:: Work item ::
Repeat the entries exactly as they are written.

Stored items from a collection
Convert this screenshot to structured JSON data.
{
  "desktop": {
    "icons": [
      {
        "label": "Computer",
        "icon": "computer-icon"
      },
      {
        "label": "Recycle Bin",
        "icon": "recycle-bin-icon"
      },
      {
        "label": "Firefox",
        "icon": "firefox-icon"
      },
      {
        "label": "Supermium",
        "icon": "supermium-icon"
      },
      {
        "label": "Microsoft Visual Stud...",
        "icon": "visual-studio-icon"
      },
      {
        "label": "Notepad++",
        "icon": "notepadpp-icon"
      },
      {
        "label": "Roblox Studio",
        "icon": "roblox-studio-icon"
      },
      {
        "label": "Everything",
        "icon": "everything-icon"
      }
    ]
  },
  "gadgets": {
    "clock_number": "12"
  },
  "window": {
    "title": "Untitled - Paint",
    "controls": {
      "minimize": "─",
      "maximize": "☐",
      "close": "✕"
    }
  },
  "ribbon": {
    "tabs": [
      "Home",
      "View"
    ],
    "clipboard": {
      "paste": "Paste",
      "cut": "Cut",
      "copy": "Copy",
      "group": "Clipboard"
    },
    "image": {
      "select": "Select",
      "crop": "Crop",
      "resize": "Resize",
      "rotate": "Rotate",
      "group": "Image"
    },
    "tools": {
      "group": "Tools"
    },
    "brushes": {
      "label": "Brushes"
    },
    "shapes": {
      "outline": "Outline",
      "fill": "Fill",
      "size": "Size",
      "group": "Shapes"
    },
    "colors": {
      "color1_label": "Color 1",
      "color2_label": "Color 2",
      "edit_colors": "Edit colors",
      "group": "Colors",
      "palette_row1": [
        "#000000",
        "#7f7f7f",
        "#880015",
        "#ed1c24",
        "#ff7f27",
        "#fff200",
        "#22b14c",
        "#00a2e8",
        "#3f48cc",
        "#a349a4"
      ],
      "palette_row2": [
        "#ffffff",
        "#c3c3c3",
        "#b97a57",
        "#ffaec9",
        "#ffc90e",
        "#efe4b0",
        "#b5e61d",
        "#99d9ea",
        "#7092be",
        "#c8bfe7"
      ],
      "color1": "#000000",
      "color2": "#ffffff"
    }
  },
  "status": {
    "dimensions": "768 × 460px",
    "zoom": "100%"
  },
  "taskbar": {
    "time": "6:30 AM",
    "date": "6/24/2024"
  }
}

:: Solution to the exercise ::
Convert this screenshot to structured JSON data.
{
  "desktop": {
    "icons": [
      {
        "label": "Computer",
        "icon": "computer-icon"
      },
      {
        "label": "Recycle Bin",
        "icon": "recycle-bin-icon"
      },
      {
        "label": "Firefox",
        "icon": "firefox-icon"
      },
      {
        "label": "Supermium",
        "icon": "supermium-icon"
      },
      {
        "label": "Microsoft Visual Stud...",
        "icon": "visual-studio-icon"
      },
      {
        "label": "Notepad++",
        "icon": "notepadpp-icon"
      },
      {
        "label": "Roblox Studio",
        "icon": "roblox-studio-icon"
      },
      {
        "label": "Everything",
        "icon": "everything-icon"
      }
    ]
  },
  "gadgets": {
    "clock_number": "12"
  },
  "window": {
    "title": "Untitled - Paint",
    "controls": {
      "minimize": "─",
      "maximize": "☐",
      "close": "✕"
    }
  },
  "ribbon": {
    "tabs": [
      "Home",
      "View"
    ],
    "clipboard": {
      "paste": "Paste",
      "cut": "Cut",
      "copy": "Copy",
      "group": "Clipboard"
    },
    "image": {
      "select": "Select",
      "crop": "Crop",
      "resize": "Resize",
      "rotate": "Rotate",
      "group": "Image"
    },
    "tools": {
      "group": "Tools"
    },
    "brushes": {
      "label": "Brushes"
    },
    "shapes": {
      "outline": "Outline",
      "fill": "Fill",
      "size": "Size",
      "group": "Shapes"
    },
    "colors": {
      "color1_label": "Color 1",
      "color2_label": "Color 2",
      "edit_colors": "Edit colors",
      "group": "Colors",
      "palette_row1": [
        "#000000",
        "#7f7f7f",
        "#880015",
        "#ed1c24",
        "#ff7f27",
        "#fff200",
        "#22b14c",
        "#00a2e8",
        "#3f48cc",
        "#a349a4"
      ],
      "palette_row2": [
        "#ffffff",
        "#c3c3c3",
        "#b97a57",
        "#ffaec9",
        "#ffc90e",
        "#efe4b0",
        "#b5e61d",
        "#99d9ea",
        "#7092be",
        "#c8bfe7"
      ],
      "color1": "#000000",
      "color2": "#ffffff"
    }
  },
  "status": {
    "dimensions": "768 × 460px",
    "zoom": "100%"
  },
  "taskbar": {
    "time": "6:30 AM",
    "date": "6/24/2024"
  }
}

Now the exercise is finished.